Dr John Lee, head of public affairs at the SGF, said: “There has been a lot of talk about making it [the Small Business Bonus Scheme] conditional on things like paying the Scottish government’s Living Wage or a certain level of investment in modern apprenticeships. In our view there should be no conditionality attached – the benefits of getting the SBB are totally undermined if getting it incurs additional costs for retailers.”
An extension of the current moratorium to protect the convenience retail sector from government policy changes was raised by both the SGF and the SRC.
The SGF called on the new government to put in place a one-year pause on legislative changes from August as it said smaller retailers don’t have the “financial strength to cope with the sudden increases in cashflow” and that it is more challenging for smaller retailers to “pass costs onto customers as efficiently as larger retailers”.
High on the agenda for both the SGF and the SRC was a call for the Scottish Government to push forward with a Scottish retail strategy to support the sector.
In its manifesto, the SRC heralded the retail sector as “Scotland’s largest private sector employer” and said a strategy would help the government make coherent and evidence-based decisions on the sector and would bolster retailers who they say “face rising costs, constantly shifting priorities, and competing demands from the government”.
Taxation and rising costs for both consumers and retailers also posed concerns for the SRC.
The SRC expressed its wishes for the new Scottish Government to adopt “good taxation principles” which aim to reduce the number of exemptions in the business tax system. It said a focus on “simpler and lower taxes” would provide a level playing field for businesses and said it would “resist” any calls for further conditionalities in the system.
Retail crime was another key area of concern for both the SGF and the SRC.

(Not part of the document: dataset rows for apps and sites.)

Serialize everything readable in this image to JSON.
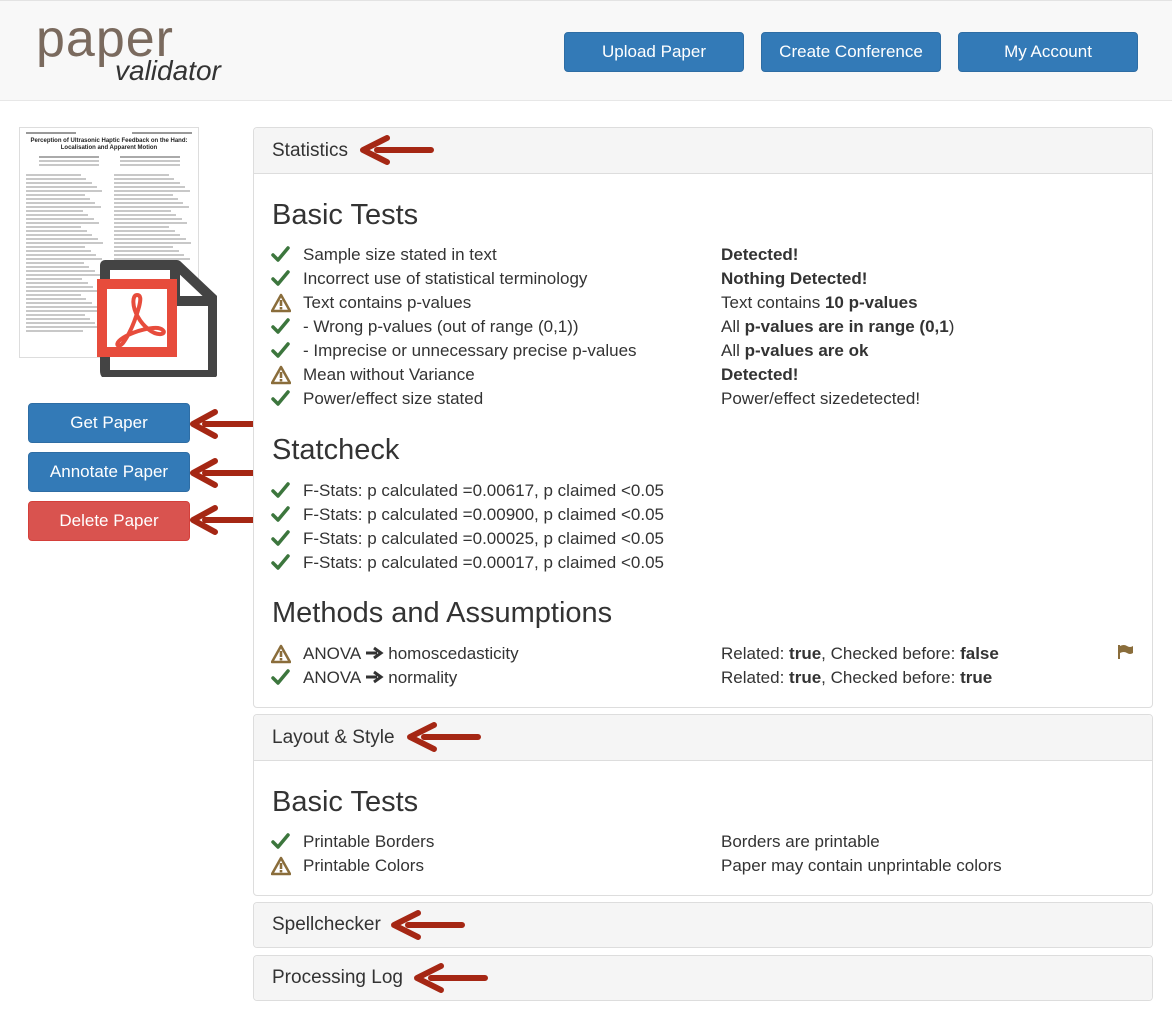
{
  "header": {
    "logo_main": "paper",
    "logo_sub": "validator",
    "nav": [
      {
        "label": "Upload Paper"
      },
      {
        "label": "Create Conference"
      },
      {
        "label": "My Account"
      }
    ]
  },
  "thumbnail": {
    "title": "Perception of Ultrasonic Haptic Feedback on the Hand: Localisation and Apparent Motion"
  },
  "sidebar": {
    "buttons": [
      {
        "label": "Get Paper",
        "color": "#337ab7"
      },
      {
        "label": "Annotate Paper",
        "color": "#337ab7"
      },
      {
        "label": "Delete Paper",
        "color": "#d9534f"
      }
    ]
  },
  "statistics": {
    "heading": "Statistics",
    "basic_tests": {
      "title": "Basic Tests",
      "rows": [
        {
          "status": "ok",
          "label": "Sample size stated in text",
          "result_pre": "",
          "result_bold": "Detected!",
          "result_post": "",
          "result_bold2": "",
          "result_post2": ""
        },
        {
          "status": "ok",
          "label": "Incorrect use of statistical terminology",
          "result_pre": "",
          "result_bold": "Nothing Detected!",
          "result_post": "",
          "result_bold2": "",
          "result_post2": ""
        },
        {
          "status": "warn",
          "label": "Text contains p-values",
          "result_pre": "Text contains ",
          "result_bold": "10 p-values",
          "result_post": "",
          "result_bold2": "",
          "result_post2": ""
        },
        {
          "status": "ok",
          "label": "- Wrong p-values (out of range (0,1))",
          "result_pre": "All ",
          "result_bold": "p-values are in range (0,1",
          "result_post": ")",
          "result_bold2": "",
          "result_post2": ""
        },
        {
          "status": "ok",
          "label": "- Imprecise or unnecessary precise p-values",
          "result_pre": "All ",
          "result_bold": "p-values are ok",
          "result_post": "",
          "result_bold2": "",
          "result_post2": ""
        },
        {
          "status": "warn",
          "label": "Mean without Variance",
          "result_pre": "",
          "result_bold": "Detected!",
          "result_post": "",
          "result_bold2": "",
          "result_post2": ""
        },
        {
          "status": "ok",
          "label": "Power/effect size stated",
          "result_pre": "Power/effect sizedetected!",
          "result_bold": "",
          "result_post": "",
          "result_bold2": "",
          "result_post2": ""
        }
      ]
    },
    "statcheck": {
      "title": "Statcheck",
      "rows": [
        {
          "status": "ok",
          "label": "F-Stats: p calculated =0.00617, p claimed <0.05"
        },
        {
          "status": "ok",
          "label": "F-Stats: p calculated =0.00900, p claimed <0.05"
        },
        {
          "status": "ok",
          "label": "F-Stats: p calculated =0.00025, p claimed <0.05"
        },
        {
          "status": "ok",
          "label": "F-Stats: p calculated =0.00017, p claimed <0.05"
        }
      ]
    },
    "methods": {
      "title": "Methods and Assumptions",
      "rows": [
        {
          "status": "warn",
          "method": "ANOVA",
          "assumption": "homoscedasticity",
          "related_label": "Related: ",
          "related": "true",
          "checked_label": ", Checked before: ",
          "checked": "false",
          "flag": true
        },
        {
          "status": "ok",
          "method": "ANOVA",
          "assumption": "normality",
          "related_label": "Related: ",
          "related": "true",
          "checked_label": ", Checked before: ",
          "checked": "true",
          "flag": false
        }
      ]
    }
  },
  "layout_style": {
    "heading": "Layout & Style",
    "basic_tests": {
      "title": "Basic Tests",
      "rows": [
        {
          "status": "ok",
          "label": "Printable Borders",
          "result": "Borders are printable"
        },
        {
          "status": "warn",
          "label": "Printable Colors",
          "result": "Paper may contain unprintable colors"
        }
      ]
    }
  },
  "spellchecker": {
    "heading": "Spellchecker"
  },
  "processing_log": {
    "heading": "Processing Log"
  },
  "colors": {
    "primary": "#337ab7",
    "danger": "#d9534f",
    "ok_icon": "#3c763d",
    "warn_icon": "#8a6d3b",
    "annotation_arrow": "#a52714"
  }
}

The SRC said in its paper that more needs to be done to safeguard staff – over and above the increased protection of retail workers via the Protection of Workers bill.
The document highlighted the need for the Scottish Government to ensure adequate support and funding is available to effectively enforce the bill that was passed in January and for direct and appropriate police funding to improve the prosecution of retail crimes.
This message was echoed by the SGF who said the failure of Police Scotland and the Scottish Government to collect retail crime data has resulted in a misunderstanding of the issue and a lack of accuracy and prevalence of the crimes committed.
The SGF has therefore called for the new Scottish Government to work with the Crown Office and Procurator Fiscal Service to implement “robust sentencing and recording for retail crime” and repeat offences such as shoplifting.
The association’s election wishlist also highlighted the role Scottish produce can play in independent stores, and the ability for convenience stores to support local suppliers and manufacturers. The SGF outlined the need Scottish Government to develop a funding stream to allow convenience retailers to engage with local businesses.
Dr Lee said: “We need to build on the success of the SGF food to go programs and the current Go Local Pilot project. The next Scottish Government must create a ring-fenced funding stream to ensure convenience stores can maximise their local, Scottish offering. The knock-on effect of this would help convenience stores and manufacturers to continue with their recovery from the pandemic.”
On minimum unit pricing (MUP0, the SRC said it hoped the new Scottish Government would allow for a five year review of the minimum unit pricing for alcohol policy to avoid creating “immense complexity without any clear public health benefit”.
The SRC has called for no legislative changes to the minimum unit price to be made by the newly appointed government until at least 2023 and would oppose any hikes in fiscal levies or taxes on retailers who sell alcohol.
David Lonsdale, director of the SRC, said: “Retail was already in a difficult position before 2020 and Covid, with ever high property and people costs combining with complex, intrusive, and often contradictory policies exacerbating weak economic growth.
“The choices made by the next Parliament come at a pivotal moment for the industry and it’s 230,000 workers.
“The right reforms will let retail evolve to play a vital role in the road to economic recovery after Covid. Conversely, if the opportunity is lost then there could be severe consequences for businesses and communities across Scotland.”